Segment Start: Supplied data
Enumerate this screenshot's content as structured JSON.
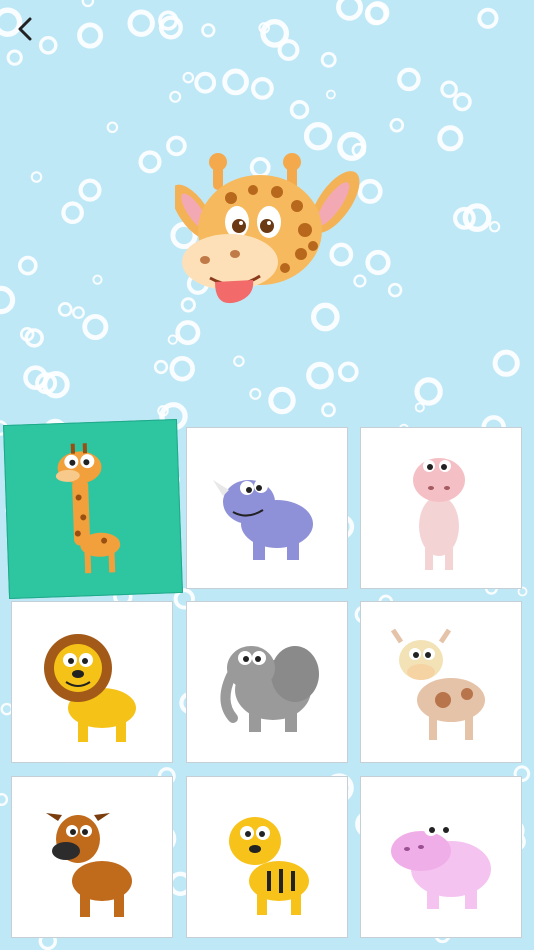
{
  "app": {
    "background_color": "#bfe8f7",
    "bubble_color": "#ffffff"
  },
  "header": {
    "back_icon": "chevron-left-icon"
  },
  "hero": {
    "animal": "giraffe",
    "icon": "giraffe-head-icon"
  },
  "grid": {
    "selected_index": 0,
    "selected_color": "#2ec5a1",
    "items": [
      {
        "animal": "giraffe",
        "icon": "giraffe-icon"
      },
      {
        "animal": "rhino",
        "icon": "rhino-icon"
      },
      {
        "animal": "hippo",
        "icon": "hippo-standing-icon"
      },
      {
        "animal": "lion",
        "icon": "lion-icon"
      },
      {
        "animal": "elephant",
        "icon": "elephant-icon"
      },
      {
        "animal": "cow",
        "icon": "cow-icon"
      },
      {
        "animal": "dog",
        "icon": "dog-icon"
      },
      {
        "animal": "tiger",
        "icon": "tiger-icon"
      },
      {
        "animal": "hippo",
        "icon": "hippo-icon"
      }
    ]
  }
}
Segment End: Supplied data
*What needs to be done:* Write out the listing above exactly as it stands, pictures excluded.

*Completed exercise:*
Enumerate this screenshot's content as structured JSON.
{
  "app": {
    "background_color": "#bfe8f7",
    "bubble_color": "#ffffff"
  },
  "header": {
    "back_icon": "chevron-left-icon"
  },
  "hero": {
    "animal": "giraffe",
    "icon": "giraffe-head-icon"
  },
  "grid": {
    "selected_index": 0,
    "selected_color": "#2ec5a1",
    "items": [
      {
        "animal": "giraffe",
        "icon": "giraffe-icon"
      },
      {
        "animal": "rhino",
        "icon": "rhino-icon"
      },
      {
        "animal": "hippo",
        "icon": "hippo-standing-icon"
      },
      {
        "animal": "lion",
        "icon": "lion-icon"
      },
      {
        "animal": "elephant",
        "icon": "elephant-icon"
      },
      {
        "animal": "cow",
        "icon": "cow-icon"
      },
      {
        "animal": "dog",
        "icon": "dog-icon"
      },
      {
        "animal": "tiger",
        "icon": "tiger-icon"
      },
      {
        "animal": "hippo",
        "icon": "hippo-icon"
      }
    ]
  }
}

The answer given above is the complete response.